WORK REQUEST:
Please tally the lines of the listing that follows where the word "handle" appears, and reply with the number only.

DATA PROVIDED:
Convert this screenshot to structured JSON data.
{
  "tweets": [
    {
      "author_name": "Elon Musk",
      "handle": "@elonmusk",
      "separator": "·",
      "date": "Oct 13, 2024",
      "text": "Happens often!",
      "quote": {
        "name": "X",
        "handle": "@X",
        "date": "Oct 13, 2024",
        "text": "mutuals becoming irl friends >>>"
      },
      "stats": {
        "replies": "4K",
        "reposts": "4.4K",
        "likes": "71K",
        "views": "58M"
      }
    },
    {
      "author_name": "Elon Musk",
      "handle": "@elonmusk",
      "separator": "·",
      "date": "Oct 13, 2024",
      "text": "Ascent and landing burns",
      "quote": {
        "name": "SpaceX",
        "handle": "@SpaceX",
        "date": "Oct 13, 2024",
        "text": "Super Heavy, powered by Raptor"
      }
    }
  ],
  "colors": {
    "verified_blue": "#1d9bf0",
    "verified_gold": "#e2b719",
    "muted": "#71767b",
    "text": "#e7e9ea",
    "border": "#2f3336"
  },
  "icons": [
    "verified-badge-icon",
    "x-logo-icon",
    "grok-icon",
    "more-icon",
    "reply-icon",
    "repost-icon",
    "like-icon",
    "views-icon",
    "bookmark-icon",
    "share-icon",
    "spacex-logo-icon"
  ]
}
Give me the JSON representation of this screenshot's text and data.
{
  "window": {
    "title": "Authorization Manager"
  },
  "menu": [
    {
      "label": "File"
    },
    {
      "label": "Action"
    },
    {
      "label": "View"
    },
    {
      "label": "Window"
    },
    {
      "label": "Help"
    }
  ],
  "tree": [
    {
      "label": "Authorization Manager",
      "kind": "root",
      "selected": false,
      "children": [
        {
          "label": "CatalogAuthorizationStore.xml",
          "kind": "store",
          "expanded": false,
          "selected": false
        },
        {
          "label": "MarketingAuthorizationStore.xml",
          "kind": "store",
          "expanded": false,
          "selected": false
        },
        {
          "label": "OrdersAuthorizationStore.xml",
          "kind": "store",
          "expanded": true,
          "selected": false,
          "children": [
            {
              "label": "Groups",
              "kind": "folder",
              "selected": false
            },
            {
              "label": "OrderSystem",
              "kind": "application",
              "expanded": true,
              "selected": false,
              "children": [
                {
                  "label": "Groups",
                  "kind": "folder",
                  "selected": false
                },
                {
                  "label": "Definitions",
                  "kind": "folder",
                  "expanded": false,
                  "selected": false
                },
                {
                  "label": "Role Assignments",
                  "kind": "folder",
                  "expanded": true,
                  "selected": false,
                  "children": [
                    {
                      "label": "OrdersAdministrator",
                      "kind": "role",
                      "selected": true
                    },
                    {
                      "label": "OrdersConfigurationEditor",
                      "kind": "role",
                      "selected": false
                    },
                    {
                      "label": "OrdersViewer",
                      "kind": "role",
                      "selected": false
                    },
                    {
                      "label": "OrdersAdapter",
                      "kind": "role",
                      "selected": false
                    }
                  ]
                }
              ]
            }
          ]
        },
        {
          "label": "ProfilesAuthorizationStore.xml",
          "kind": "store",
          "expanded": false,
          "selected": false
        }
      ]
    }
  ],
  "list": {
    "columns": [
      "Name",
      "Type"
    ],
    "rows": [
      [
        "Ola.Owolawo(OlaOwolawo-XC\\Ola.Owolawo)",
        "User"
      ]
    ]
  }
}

ANSWER TO THE EXERCISE:
4